Named one of the top religion books of 2002 by USA Today, Philip Jenkins’s phenomenally successful The Next Christendom permanently changed the way people think about the future of Christianity. In that volume, Jenkins called the world’s attention to the little noticed fact that Christianity’s center of gravity was moving inexorably southward, to the point that Africa may soon be home to the world’s largest Christian populations. Now, in this brilliant sequel, Jenkins takes a much closer look at Christianity in the global South, revealing what it is like, and what it means for the future.
The faith of the South, Jenkins finds, is first and foremost a biblical faith. Indeed, in the global South, many Christians identify powerfully with the world portrayed in the New Testament–an agricultural world very much like their own, marked by famine and plague, poverty and exile, until very recently a society of peasants, farmers, and small craftsmen. In the global South, as in the biblical world, belief in spirits and witchcraft are commonplace, and in many places–such as Nigeria, Indonesia, and Sudan–Christians are persecuted just as early Christians were. Thus the Bible speaks to the global South with a vividness and authenticity simply unavailable to most believers in the industrialized North.
More important, Jenkins shows that throughout the global South, believers are reading the Bible with fresh eyes, and coming away with new and sometimes startling interpretations. Some of their conclusions are distinctly fundamentalist, but Jenkins finds an intriguing paradox, for they are also finding ideas in the Bible that are socially liberating, especially with respect to women’s rights.
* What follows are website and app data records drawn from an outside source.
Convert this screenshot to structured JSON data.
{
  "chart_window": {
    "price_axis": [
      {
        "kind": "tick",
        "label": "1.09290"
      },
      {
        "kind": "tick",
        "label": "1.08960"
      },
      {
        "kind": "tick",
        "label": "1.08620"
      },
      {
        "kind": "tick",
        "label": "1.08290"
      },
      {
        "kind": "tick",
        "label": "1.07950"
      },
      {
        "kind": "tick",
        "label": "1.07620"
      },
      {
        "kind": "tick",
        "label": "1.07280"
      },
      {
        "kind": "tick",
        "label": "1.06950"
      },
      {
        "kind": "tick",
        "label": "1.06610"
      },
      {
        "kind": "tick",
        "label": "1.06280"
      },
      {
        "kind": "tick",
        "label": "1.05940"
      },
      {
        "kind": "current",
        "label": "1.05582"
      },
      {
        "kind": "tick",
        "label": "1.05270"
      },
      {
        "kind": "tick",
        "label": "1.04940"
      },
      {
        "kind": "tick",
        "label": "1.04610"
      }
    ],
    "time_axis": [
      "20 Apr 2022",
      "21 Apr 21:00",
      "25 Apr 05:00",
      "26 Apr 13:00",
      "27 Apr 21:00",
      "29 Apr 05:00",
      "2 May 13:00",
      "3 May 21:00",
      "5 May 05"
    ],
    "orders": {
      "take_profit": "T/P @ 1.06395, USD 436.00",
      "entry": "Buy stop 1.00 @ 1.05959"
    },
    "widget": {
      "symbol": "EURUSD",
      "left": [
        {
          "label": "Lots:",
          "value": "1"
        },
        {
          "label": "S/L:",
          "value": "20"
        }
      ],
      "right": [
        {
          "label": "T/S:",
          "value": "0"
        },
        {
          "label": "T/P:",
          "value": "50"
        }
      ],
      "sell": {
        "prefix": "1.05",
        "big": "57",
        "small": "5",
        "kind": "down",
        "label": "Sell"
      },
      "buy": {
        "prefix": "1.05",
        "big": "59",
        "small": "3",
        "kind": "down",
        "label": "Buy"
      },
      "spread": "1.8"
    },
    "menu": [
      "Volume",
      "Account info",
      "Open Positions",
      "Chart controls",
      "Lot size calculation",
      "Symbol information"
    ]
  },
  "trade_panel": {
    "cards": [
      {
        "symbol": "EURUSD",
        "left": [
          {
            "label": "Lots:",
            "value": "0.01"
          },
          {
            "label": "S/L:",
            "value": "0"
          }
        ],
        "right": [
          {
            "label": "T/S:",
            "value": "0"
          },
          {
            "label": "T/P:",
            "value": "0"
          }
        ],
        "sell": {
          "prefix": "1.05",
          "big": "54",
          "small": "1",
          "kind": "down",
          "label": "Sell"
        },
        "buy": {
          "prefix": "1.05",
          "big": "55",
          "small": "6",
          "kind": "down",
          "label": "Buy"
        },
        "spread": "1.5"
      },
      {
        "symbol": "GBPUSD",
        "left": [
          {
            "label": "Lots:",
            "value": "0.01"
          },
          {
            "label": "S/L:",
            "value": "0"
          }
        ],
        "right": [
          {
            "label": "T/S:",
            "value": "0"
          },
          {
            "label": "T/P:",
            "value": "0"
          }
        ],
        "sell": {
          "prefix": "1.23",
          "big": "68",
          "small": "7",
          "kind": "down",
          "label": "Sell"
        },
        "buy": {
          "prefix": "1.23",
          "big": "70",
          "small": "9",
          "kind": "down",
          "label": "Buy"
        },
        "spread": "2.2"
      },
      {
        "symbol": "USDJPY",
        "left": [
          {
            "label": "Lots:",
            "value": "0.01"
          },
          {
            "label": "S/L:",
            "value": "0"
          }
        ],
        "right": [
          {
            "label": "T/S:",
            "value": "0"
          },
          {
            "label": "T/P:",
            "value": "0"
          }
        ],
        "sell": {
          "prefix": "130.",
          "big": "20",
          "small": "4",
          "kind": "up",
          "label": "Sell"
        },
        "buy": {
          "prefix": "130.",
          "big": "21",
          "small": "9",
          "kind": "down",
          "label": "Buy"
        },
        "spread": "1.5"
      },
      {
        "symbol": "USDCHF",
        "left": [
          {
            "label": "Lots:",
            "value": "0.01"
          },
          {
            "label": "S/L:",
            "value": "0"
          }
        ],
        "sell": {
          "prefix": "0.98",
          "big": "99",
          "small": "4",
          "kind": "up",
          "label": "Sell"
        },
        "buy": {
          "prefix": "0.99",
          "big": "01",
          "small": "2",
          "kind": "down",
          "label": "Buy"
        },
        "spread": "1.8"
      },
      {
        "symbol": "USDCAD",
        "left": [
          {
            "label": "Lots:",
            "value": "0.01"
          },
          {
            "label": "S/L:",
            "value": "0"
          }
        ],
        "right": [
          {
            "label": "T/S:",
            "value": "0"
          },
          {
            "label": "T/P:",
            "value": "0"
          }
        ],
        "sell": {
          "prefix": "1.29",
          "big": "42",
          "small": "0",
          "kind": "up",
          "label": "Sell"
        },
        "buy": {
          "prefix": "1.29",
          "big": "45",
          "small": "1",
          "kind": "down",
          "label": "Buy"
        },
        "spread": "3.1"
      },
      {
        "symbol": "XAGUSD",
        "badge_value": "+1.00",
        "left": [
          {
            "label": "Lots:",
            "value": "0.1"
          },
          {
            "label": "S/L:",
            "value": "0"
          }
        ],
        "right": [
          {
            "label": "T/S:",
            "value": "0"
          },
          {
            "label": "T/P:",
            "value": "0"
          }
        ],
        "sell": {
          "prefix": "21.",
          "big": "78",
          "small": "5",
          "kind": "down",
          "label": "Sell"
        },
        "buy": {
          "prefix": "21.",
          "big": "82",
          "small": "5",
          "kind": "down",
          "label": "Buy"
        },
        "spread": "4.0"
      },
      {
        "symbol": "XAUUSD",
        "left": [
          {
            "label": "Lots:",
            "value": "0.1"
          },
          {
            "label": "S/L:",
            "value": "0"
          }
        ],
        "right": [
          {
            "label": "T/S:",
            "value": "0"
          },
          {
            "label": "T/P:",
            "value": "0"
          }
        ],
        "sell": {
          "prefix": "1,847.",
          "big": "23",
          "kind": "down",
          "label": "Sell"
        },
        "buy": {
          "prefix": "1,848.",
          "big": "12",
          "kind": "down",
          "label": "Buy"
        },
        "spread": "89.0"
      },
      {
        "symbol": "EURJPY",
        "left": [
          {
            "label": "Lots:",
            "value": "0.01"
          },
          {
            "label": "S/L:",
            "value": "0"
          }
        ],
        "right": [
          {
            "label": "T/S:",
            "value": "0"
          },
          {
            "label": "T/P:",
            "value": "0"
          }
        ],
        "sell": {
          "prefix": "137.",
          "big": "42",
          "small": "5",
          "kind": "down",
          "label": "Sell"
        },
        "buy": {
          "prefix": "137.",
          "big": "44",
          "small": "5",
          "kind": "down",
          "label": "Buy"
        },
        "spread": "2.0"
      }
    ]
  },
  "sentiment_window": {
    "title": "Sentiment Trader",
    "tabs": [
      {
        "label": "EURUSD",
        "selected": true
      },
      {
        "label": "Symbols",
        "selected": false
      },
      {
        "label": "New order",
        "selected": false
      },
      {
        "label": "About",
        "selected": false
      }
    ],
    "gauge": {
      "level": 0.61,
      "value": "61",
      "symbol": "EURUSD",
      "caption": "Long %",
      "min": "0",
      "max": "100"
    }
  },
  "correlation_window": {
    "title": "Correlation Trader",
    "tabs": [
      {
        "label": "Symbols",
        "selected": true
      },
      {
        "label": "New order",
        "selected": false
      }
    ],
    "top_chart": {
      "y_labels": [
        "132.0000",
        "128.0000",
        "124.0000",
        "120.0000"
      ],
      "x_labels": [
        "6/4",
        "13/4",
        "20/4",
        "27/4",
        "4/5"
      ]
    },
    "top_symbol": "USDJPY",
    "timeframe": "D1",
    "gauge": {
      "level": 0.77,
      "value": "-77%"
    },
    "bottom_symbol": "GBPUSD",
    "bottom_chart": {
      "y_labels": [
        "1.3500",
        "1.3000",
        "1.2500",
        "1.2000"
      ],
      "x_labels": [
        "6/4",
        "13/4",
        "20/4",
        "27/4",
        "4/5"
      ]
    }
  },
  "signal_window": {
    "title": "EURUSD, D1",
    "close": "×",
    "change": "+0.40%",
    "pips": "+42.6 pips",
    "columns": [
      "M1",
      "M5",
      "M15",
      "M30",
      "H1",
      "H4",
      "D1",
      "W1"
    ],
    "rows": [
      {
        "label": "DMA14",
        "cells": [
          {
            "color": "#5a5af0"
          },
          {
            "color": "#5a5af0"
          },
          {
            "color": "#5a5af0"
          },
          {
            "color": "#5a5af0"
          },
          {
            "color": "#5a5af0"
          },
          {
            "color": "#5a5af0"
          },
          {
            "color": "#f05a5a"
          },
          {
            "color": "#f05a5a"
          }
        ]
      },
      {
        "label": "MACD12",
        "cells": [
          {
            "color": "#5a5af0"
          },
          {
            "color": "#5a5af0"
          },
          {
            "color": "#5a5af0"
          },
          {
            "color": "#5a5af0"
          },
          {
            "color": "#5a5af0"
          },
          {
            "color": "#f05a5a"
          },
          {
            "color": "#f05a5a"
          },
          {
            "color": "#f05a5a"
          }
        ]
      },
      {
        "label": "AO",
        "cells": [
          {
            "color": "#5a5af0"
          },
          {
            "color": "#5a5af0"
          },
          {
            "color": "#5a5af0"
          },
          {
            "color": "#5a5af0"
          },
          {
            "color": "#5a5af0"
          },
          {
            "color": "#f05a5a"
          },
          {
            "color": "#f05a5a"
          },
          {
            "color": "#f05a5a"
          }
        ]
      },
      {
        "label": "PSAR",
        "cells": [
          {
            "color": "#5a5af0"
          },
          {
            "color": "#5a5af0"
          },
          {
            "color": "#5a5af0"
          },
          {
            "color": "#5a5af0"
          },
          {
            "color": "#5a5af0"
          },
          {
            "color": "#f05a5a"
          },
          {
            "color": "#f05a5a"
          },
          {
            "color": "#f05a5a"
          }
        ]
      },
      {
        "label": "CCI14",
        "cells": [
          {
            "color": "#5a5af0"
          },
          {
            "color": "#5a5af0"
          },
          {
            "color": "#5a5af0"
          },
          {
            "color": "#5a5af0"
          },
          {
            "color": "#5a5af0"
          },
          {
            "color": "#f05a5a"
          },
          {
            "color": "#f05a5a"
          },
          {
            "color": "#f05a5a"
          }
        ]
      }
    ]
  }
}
Across Africa, Asia, and Latin America, such Christians are social activists in the forefront of a wide range of liberation movements.
It’s hard to overstate how interesting, how eye-opening, how frequently surprising (and sometimes disturbing) Jenkins’ findings are. Anyone interested in the implications of these trends for the major denominations, for Muslim-Christian conflict, and for global politics will find The New Faces of Christianity provocative and incisive–and indispensable.